Twitter neither shut down the group's account nor deleted the group's posts. It blocked them for users only in Germany, who see a message that reads "Blocked" and "This account has been withheld in Germany," along with a link to more information about the policy.
The decision to block the German feed was a relatively easy one, given that the group is banned and that the use of Nazi symbols and slogans can be criminally prosecuted. The more difficult question is how broadly and under what rules the policy will be applied by a company with users around the world.
Twitter employees are not combing through the hundreds of millions of messages posted each day searching for offensive material, but are responding only to government requests, beholden to free-expression laws in the countries in which it operates. That makes the company potentially subject to manipulation by authoritarian governments, rights advocates say.
"Where it really will be dangerous is in repressive regimes where Twitter is a very important means of communication between political dissenters, and where laws are interpreted by people who would interpret them in a politically biased fashion," said Svetlana Mintcheva, the director of programs at the National Coalition Against Censorship in New York. "What, for instance, if the president of Belarus decides to suppress the tweets of a theater company which is critical of him?"

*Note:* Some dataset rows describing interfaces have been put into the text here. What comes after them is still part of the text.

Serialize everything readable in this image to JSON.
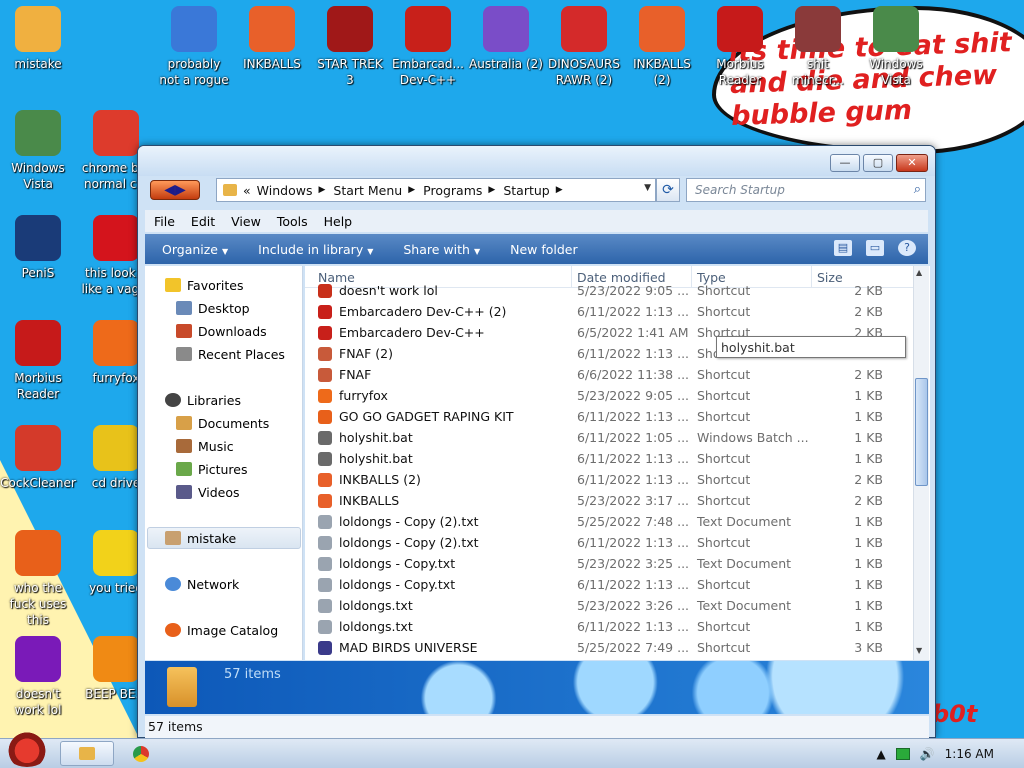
{
  "wallpaper": {
    "bubble_text": "its time to eat shit and die and chew bubble gum",
    "corner_text": "b0t"
  },
  "desktop_icons": [
    {
      "label": "mistake",
      "icon": "folder-image-icon",
      "color": "#f0b040"
    },
    {
      "label": "probably not a rogue",
      "icon": "gear-monitor-icon",
      "color": "#3a78d8"
    },
    {
      "label": "INKBALLS",
      "icon": "paint-ball-icon",
      "color": "#e8602a"
    },
    {
      "label": "STAR TREK 3",
      "icon": "star-wars-icon",
      "color": "#a01818"
    },
    {
      "label": "Embarcad... Dev-C++",
      "icon": "devcpp-icon",
      "color": "#c8201a"
    },
    {
      "label": "Australia (2)",
      "icon": "spider-icon",
      "color": "#7a4dc8"
    },
    {
      "label": "DINOSAURS RAWR (2)",
      "icon": "angry-bird-icon",
      "color": "#d42a2a"
    },
    {
      "label": "INKBALLS (2)",
      "icon": "paint-ball-icon",
      "color": "#e8602a"
    },
    {
      "label": "Morbius Reader",
      "icon": "pdf-reader-icon",
      "color": "#c61a1a"
    },
    {
      "label": "shit minecr...",
      "icon": "minecraft-icon",
      "color": "#8a3a3a"
    },
    {
      "label": "Windows Vista",
      "icon": "recycle-bin-icon",
      "color": "#4a8a4a"
    },
    {
      "label": "Windows Vista",
      "icon": "recycle-bin-icon",
      "color": "#4a8a4a"
    },
    {
      "label": "chrome b... normal c...",
      "icon": "chrome-icon",
      "color": "#dd3b2c"
    },
    {
      "label": "PeniS",
      "icon": "photoshop-icon",
      "color": "#1a3b78"
    },
    {
      "label": "this look... like a vag...",
      "icon": "opera-icon",
      "color": "#d4141c"
    },
    {
      "label": "Morbius Reader",
      "icon": "pdf-reader-icon",
      "color": "#c61a1a"
    },
    {
      "label": "furryfox",
      "icon": "firefox-icon",
      "color": "#ee6a1a"
    },
    {
      "label": "CockCleaner",
      "icon": "ccleaner-icon",
      "color": "#d43a2a"
    },
    {
      "label": "cd drive",
      "icon": "cd-icon",
      "color": "#e8c21a"
    },
    {
      "label": "who the fuck uses this",
      "icon": "winamp-icon",
      "color": "#e8601a"
    },
    {
      "label": "you tried",
      "icon": "star-icon",
      "color": "#f2d21a"
    },
    {
      "label": "doesn't work lol",
      "icon": "yahoo-messenger-icon",
      "color": "#7a1ab8"
    },
    {
      "label": "BEEP BE...",
      "icon": "vlc-icon",
      "color": "#f08a14"
    }
  ],
  "window": {
    "title": "",
    "buttons": {
      "minimize": "—",
      "maximize": "▢",
      "close": "✕"
    },
    "nav_arrows": "◀▶",
    "breadcrumb": [
      "Windows",
      "Start Menu",
      "Programs",
      "Startup"
    ],
    "breadcrumb_prefix": "«",
    "search_placeholder": "Search Startup",
    "menu": [
      "File",
      "Edit",
      "View",
      "Tools",
      "Help"
    ],
    "commands": [
      "Organize",
      "Include in library",
      "Share with",
      "New folder"
    ],
    "nav": {
      "favorites_label": "Favorites",
      "favorites": [
        "Desktop",
        "Downloads",
        "Recent Places"
      ],
      "libraries_label": "Libraries",
      "libraries": [
        "Documents",
        "Music",
        "Pictures",
        "Videos"
      ],
      "selected": "mistake",
      "network": "Network",
      "image_catalog": "Image Catalog"
    },
    "columns": [
      "Name",
      "Date modified",
      "Type",
      "Size"
    ],
    "files": [
      {
        "name": "doesn't work lol",
        "date": "5/23/2022 9:05 ...",
        "type": "Shortcut",
        "size": "2 KB",
        "color": "#c8301a"
      },
      {
        "name": "Embarcadero Dev-C++ (2)",
        "date": "6/11/2022 1:13 ...",
        "type": "Shortcut",
        "size": "2 KB",
        "color": "#c8201a"
      },
      {
        "name": "Embarcadero Dev-C++",
        "date": "6/5/2022 1:41 AM",
        "type": "Shortcut",
        "size": "2 KB",
        "color": "#c8201a"
      },
      {
        "name": "FNAF (2)",
        "date": "6/11/2022 1:13 ...",
        "type": "Shortcut",
        "size": "2 KB",
        "color": "#c85a3a"
      },
      {
        "name": "FNAF",
        "date": "6/6/2022 11:38 ...",
        "type": "Shortcut",
        "size": "2 KB",
        "color": "#c85a3a"
      },
      {
        "name": "furryfox",
        "date": "5/23/2022 9:05 ...",
        "type": "Shortcut",
        "size": "1 KB",
        "color": "#ee6a1a"
      },
      {
        "name": "GO GO GADGET RAPING KIT",
        "date": "6/11/2022 1:13 ...",
        "type": "Shortcut",
        "size": "1 KB",
        "color": "#e8601a"
      },
      {
        "name": "holyshit.bat",
        "date": "6/11/2022 1:05 ...",
        "type": "Windows Batch ...",
        "size": "1 KB",
        "color": "#6a6a6a"
      },
      {
        "name": "holyshit.bat",
        "date": "6/11/2022 1:13 ...",
        "type": "Shortcut",
        "size": "1 KB",
        "color": "#6a6a6a"
      },
      {
        "name": "INKBALLS (2)",
        "date": "6/11/2022 1:13 ...",
        "type": "Shortcut",
        "size": "2 KB",
        "color": "#e8602a"
      },
      {
        "name": "INKBALLS",
        "date": "5/23/2022 3:17 ...",
        "type": "Shortcut",
        "size": "2 KB",
        "color": "#e8602a"
      },
      {
        "name": "loldongs - Copy (2).txt",
        "date": "5/25/2022 7:48 ...",
        "type": "Text Document",
        "size": "1 KB",
        "color": "#9aa4b0"
      },
      {
        "name": "loldongs - Copy (2).txt",
        "date": "6/11/2022 1:13 ...",
        "type": "Shortcut",
        "size": "1 KB",
        "color": "#9aa4b0"
      },
      {
        "name": "loldongs - Copy.txt",
        "date": "5/23/2022 3:25 ...",
        "type": "Text Document",
        "size": "1 KB",
        "color": "#9aa4b0"
      },
      {
        "name": "loldongs - Copy.txt",
        "date": "6/11/2022 1:13 ...",
        "type": "Shortcut",
        "size": "1 KB",
        "color": "#9aa4b0"
      },
      {
        "name": "loldongs.txt",
        "date": "5/23/2022 3:26 ...",
        "type": "Text Document",
        "size": "1 KB",
        "color": "#9aa4b0"
      },
      {
        "name": "loldongs.txt",
        "date": "6/11/2022 1:13 ...",
        "type": "Shortcut",
        "size": "1 KB",
        "color": "#9aa4b0"
      },
      {
        "name": "MAD BIRDS UNIVERSE",
        "date": "5/25/2022 7:49 ...",
        "type": "Shortcut",
        "size": "3 KB",
        "color": "#3a3a8a"
      }
    ],
    "tooltip": "holyshit.bat",
    "details_count": "57 items",
    "status": "57 items"
  },
  "taskbar": {
    "time": "1:16 AM"
  }
}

Authoritarian governments may wish to stifle the voices of dissidents just as ardently as German officials hope to silence the extreme right. In some countries, religious leaders may seek to prohibit messages they deem to be blasphemous…
Full text of the article is here.